→ Task prompt:
Of all the lines in the records below, copy only those that contain the string "icon".
———
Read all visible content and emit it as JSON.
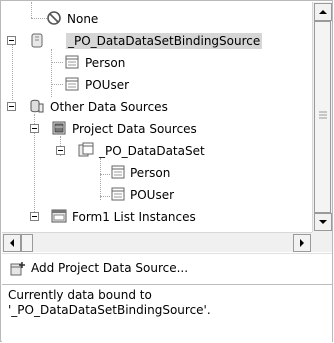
{
  "tree": {
    "items": [
      {
        "label": "None",
        "icon": "none-icon"
      },
      {
        "label": "_PO_DataDataSetBindingSource",
        "icon": "binding-source-icon",
        "selected": true
      },
      {
        "label": "Person",
        "icon": "table-icon"
      },
      {
        "label": "POUser",
        "icon": "table-icon"
      },
      {
        "label": "Other Data Sources",
        "icon": "data-sources-icon"
      },
      {
        "label": "Project Data Sources",
        "icon": "project-data-sources-icon"
      },
      {
        "label": "_PO_DataDataSet",
        "icon": "dataset-icon"
      },
      {
        "label": "Person",
        "icon": "table-icon"
      },
      {
        "label": "POUser",
        "icon": "table-icon"
      },
      {
        "label": "Form1 List Instances",
        "icon": "form-list-icon"
      }
    ]
  },
  "action": {
    "label": "Add Project Data Source...",
    "icon": "add-data-source-icon"
  },
  "status": {
    "line1": "Currently data bound to",
    "line2": "'_PO_DataDataSetBindingSource'."
  },
  "colors": {
    "selection": "#d6d6d6",
    "border": "#b9b9b9",
    "scrollbar": "#f0f0f0"
  }
}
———
→ Solution for this problem:
        "icon": "none-icon"
        "icon": "binding-source-icon",
        "icon": "table-icon"
        "icon": "table-icon"
        "icon": "data-sources-icon"
        "icon": "project-data-sources-icon"
        "icon": "dataset-icon"
        "icon": "table-icon"
        "icon": "table-icon"
        "icon": "form-list-icon"
    "icon": "add-data-source-icon"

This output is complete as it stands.